Can you tell us a little bit about yourself and your areas of research?
I joined UT Austin as an Assistant Professor in January 2023 after working for a construction company for almost two years. My area of research focuses on bringing improvement to the way that building infrastructure is produced, principally through offsite construction and industrialization techniques (think algorithms, design technology, and automated equipment). Having done work in this space for the past 8 years, it amazed me how much effort is being dedicated towards improving the way that new infrastructure is built and delivered.
A significant amount of research (mine included) and industry attention is focused solely on improving productivity, cost efficiency all in the name of scaling production to address a significant building stock deficit. At the same time, to make way for new buildings, we continue to demolish and landfill existing structures with valuable materials. At some fundamental level, this is very ironic: getting rid of materials that are already in short supply. Balancing the need to improve new building production methods, while at the same time finding ways to recover and utilize existing building materials challenged me to re-direct my research. I am now focused on exploring the intersection of industrialization and the circular economy – an intersection marked by new approaches, algorithms, and technologies that can harmonize business needs (which are very much focused on economic bottom-line), with important societal considerations for sustainability.
How did you become interested in working with UT Surplus as an experiential learning opportunity for your students?
As I prepared to teach my first course at UT (CE 397 Industrialized Production of the Built Environment), I wanted to give students the opportunity to conduct a hands-on case study with kit-of-parts (yes, like Ikea products that you put together). For this case study, students are studying the industrialization features of these kit-of-parts, while coming up with valuable improvements (because since when do Ikea products go together with ease? Sounds like they could use some of UT’s bright and brilliant students to help them!).
As I began searching for kit-of-parts I realized, what was the point of paying for brand new products, when I could instead source second-hand products? Not only would this be more economical, but it would keep materials out of the landfill. This was a great example of how I could start achieving the vision of my research in the classroom: exploring the intersection of industrialization and the circular economy. This led me to UT Surplus.
How did your students respond to this opportunity? What areas of inquiry, engagement, or creativity did they seem to take on?
I managed to find the perfect kit-of-part products for my students to study. The best part of it was that they were free (perks of being a professor at UT – however you would be surprised by the number of items that only cost $1, yes you read that correct).
Not only are my students learning about industrialization methods (the goal of the course), but they are forging the path forward for applying this mindset to important societal needs (like the reuse of materials)
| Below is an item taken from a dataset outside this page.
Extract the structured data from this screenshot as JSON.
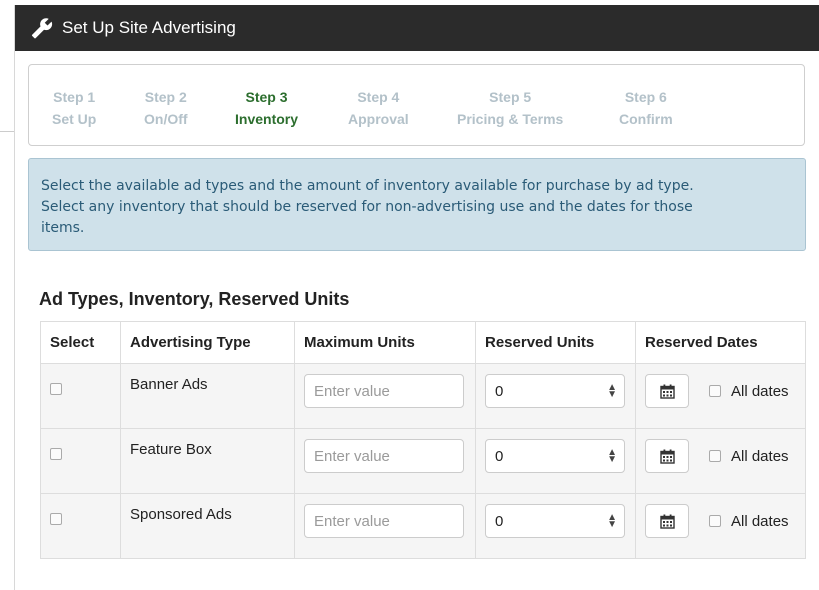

Getting the chance to work with UT Surplus allowed me to explore sustainability efforts happening on UT Austin’s campus, while simultaneously engaging students in a unique hands-on learning experience. In this way, it’s my students who are truly the ones at the forefront of this new area of research, and it was the partnership with UT Surplus that allowed this to happen. Working with UT Surplus seems to emphasize reusability/sustainable options in the supply chain decision-making.
How important is it that students become more aware of these kind of opportunities?
I’m excited by the prospect of finding similar (and new) opportunities to engage with campus departments for enriching the learning experience of my students. In hindsight, finding ways to enrich the classroom through partnerships on campus not only helps the way I teach, but also provides a great opportunity to apply my research in a tangible way.
If I’m being honest, it’s easy to look back on this classroom experience and pretend that I had it planned out all along (just don’t tell my students – they still think it was part of the master plan). The truth is, I was just fortunate to have stumbled across this opportunity. It has however, shifted my perspective of teaching and how I might support the creation of new careers that our bright UT students will lead and change the world in a meaningful way.
Dr. Christopher Rausch
Assistant Professor, Construction Engineering and Project Management (Cockrell School of Engineering)
Dr. Rausch obtained his Ph.D. in Civil Engineering from the University of Waterloo, where he created geometric algorithms to improve the construction lifecycle of industrialized buildings. Prior to this, he obtained an accelerated master’s degree and an undergraduate degree from the University of Waterloo. Dr. Rausch has also worked in industry in various roles linked to computational design, laser scanning, asset management, building information modelling and project management. Dr. Rausch’s research focuses on developing new algorithms and digital processes to support the sustainable growth of new infrastructure and the intelligent adaptation of existing infrastructure.